And what exactly do Qantas mean with verbal comments? Are members of their cabin crew instructed to ease dropping passengers’ conversations to detect and report back verbal comments “with the potential to offend other customers or threaten the security of a Qantas group aircraft”, as it were? And where would they draw the line in such case?
Would muslim women potentially offend other passengers by wearing a scarf to cover their face? How about christians visibly wearing the crucifix? And while we are talking about T-shirts, what would a Qantas crew do if somebody took off their jacket during a flight and a T-shirt similar to that of Mr. Jasson’s would appear? Would they make an emergency landing to remove the passenger?
I always thought it would be nice to visit Australia just once in my life. I am not so sure any longer that I want to do that. At least I would not want to fly to Australia. This does not seem to be the policy of Qantas alone: Mr. Jasson had the same problem with Virgin Blue as he was flying from Melbourne to Adelaide earlier.

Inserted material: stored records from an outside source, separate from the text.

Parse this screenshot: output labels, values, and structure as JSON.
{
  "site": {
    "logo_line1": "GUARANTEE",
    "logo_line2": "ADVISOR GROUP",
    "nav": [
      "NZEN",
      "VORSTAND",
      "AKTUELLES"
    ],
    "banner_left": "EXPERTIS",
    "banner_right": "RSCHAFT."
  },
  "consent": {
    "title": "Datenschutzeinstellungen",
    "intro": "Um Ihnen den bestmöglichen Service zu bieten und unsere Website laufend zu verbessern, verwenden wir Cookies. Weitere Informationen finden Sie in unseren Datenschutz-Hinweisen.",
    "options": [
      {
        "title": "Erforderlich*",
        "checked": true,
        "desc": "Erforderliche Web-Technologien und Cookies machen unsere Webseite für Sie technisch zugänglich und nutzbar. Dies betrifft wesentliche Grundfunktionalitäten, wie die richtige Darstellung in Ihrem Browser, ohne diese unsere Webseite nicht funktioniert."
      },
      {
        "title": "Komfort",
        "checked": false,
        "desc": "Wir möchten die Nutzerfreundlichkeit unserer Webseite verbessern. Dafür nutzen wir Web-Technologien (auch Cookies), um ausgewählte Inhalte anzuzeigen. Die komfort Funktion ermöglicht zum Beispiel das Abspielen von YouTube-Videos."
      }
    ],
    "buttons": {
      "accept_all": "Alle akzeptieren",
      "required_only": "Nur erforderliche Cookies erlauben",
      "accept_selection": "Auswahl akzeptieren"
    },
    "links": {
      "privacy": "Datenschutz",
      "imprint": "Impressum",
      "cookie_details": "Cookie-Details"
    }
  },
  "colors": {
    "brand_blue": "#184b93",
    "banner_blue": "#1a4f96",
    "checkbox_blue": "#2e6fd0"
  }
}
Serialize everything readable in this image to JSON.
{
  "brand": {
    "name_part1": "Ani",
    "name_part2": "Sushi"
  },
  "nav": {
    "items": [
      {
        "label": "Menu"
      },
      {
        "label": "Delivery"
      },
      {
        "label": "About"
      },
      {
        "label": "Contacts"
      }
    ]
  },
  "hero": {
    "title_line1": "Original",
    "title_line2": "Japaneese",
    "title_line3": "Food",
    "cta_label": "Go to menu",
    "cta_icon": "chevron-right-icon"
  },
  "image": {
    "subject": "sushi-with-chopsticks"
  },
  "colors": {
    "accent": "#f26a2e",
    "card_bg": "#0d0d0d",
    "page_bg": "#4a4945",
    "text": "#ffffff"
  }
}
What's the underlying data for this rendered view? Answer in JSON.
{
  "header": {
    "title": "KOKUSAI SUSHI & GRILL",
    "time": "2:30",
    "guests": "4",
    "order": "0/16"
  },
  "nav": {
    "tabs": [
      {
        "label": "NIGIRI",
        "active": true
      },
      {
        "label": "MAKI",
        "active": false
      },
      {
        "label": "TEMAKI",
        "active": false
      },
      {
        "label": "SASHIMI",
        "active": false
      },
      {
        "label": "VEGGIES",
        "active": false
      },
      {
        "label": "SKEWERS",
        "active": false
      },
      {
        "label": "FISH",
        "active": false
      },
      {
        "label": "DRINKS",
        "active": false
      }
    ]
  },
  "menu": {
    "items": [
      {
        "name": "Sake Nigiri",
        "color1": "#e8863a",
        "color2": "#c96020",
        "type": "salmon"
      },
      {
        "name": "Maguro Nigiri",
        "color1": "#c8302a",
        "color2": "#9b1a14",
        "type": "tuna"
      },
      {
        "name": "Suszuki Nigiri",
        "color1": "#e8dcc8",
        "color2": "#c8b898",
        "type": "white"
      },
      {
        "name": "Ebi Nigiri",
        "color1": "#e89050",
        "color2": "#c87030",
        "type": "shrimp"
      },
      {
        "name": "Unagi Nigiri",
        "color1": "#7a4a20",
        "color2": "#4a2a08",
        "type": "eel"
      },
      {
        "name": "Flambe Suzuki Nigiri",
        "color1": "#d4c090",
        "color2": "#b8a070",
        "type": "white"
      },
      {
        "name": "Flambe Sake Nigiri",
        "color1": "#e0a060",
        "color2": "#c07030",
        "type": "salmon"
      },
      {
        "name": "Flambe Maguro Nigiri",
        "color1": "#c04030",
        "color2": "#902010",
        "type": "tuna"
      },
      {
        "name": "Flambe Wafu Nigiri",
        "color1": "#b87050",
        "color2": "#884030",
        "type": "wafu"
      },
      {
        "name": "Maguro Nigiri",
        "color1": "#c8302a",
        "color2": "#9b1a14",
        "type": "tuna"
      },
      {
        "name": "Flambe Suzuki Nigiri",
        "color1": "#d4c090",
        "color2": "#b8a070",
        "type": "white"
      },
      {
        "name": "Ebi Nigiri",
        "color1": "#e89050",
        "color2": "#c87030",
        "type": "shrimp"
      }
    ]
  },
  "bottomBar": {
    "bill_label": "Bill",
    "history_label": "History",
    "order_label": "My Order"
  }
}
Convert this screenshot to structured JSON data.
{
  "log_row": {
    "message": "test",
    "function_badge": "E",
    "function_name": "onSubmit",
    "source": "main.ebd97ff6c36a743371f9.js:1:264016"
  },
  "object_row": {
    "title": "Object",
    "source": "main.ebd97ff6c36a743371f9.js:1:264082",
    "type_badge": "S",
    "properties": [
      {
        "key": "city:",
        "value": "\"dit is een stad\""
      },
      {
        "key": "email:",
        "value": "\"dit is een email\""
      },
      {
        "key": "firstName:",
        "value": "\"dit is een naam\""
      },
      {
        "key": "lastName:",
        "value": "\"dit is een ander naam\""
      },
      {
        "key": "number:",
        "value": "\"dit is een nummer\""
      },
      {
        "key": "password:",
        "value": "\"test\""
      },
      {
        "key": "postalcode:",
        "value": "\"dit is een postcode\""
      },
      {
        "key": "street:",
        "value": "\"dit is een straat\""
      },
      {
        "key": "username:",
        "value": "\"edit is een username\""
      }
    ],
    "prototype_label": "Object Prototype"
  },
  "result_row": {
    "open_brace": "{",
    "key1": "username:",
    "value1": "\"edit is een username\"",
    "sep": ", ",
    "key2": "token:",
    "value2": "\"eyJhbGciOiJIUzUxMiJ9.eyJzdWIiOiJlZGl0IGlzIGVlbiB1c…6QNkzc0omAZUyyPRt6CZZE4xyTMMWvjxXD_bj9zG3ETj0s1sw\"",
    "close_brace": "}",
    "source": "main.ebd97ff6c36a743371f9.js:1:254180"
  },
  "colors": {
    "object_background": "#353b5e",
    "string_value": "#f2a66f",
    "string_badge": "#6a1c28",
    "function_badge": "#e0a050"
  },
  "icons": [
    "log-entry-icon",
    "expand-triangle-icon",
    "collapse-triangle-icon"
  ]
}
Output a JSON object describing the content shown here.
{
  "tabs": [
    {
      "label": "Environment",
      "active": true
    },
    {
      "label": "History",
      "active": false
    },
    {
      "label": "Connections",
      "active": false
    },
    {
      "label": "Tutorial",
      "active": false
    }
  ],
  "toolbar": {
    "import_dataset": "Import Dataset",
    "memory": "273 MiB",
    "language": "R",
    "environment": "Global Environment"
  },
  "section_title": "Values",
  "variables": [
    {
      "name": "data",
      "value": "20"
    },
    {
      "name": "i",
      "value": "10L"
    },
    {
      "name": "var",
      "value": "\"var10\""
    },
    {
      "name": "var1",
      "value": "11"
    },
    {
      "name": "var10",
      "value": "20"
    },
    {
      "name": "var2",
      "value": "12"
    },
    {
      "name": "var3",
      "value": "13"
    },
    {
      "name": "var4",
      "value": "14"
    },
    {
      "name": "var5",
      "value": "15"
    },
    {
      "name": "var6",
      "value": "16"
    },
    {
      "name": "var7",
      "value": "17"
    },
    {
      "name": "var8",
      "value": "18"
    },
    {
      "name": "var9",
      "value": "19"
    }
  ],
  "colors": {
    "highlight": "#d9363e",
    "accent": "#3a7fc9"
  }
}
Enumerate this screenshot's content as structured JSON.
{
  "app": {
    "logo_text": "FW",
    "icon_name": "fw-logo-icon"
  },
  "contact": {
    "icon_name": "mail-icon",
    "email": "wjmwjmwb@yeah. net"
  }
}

While I would not wear that T-shirt and I am not saying that wearing it is an act of good taste, I agree that this issue has gone beyond the point where Alan Jasson could possibly wear anything else on that flight and it should specifically be a Qantas flight. I hope he gets on board and I hope Qantas do not need a court order to allow him on board. Then again, appealing to their common sense could turn out to be too optimistic.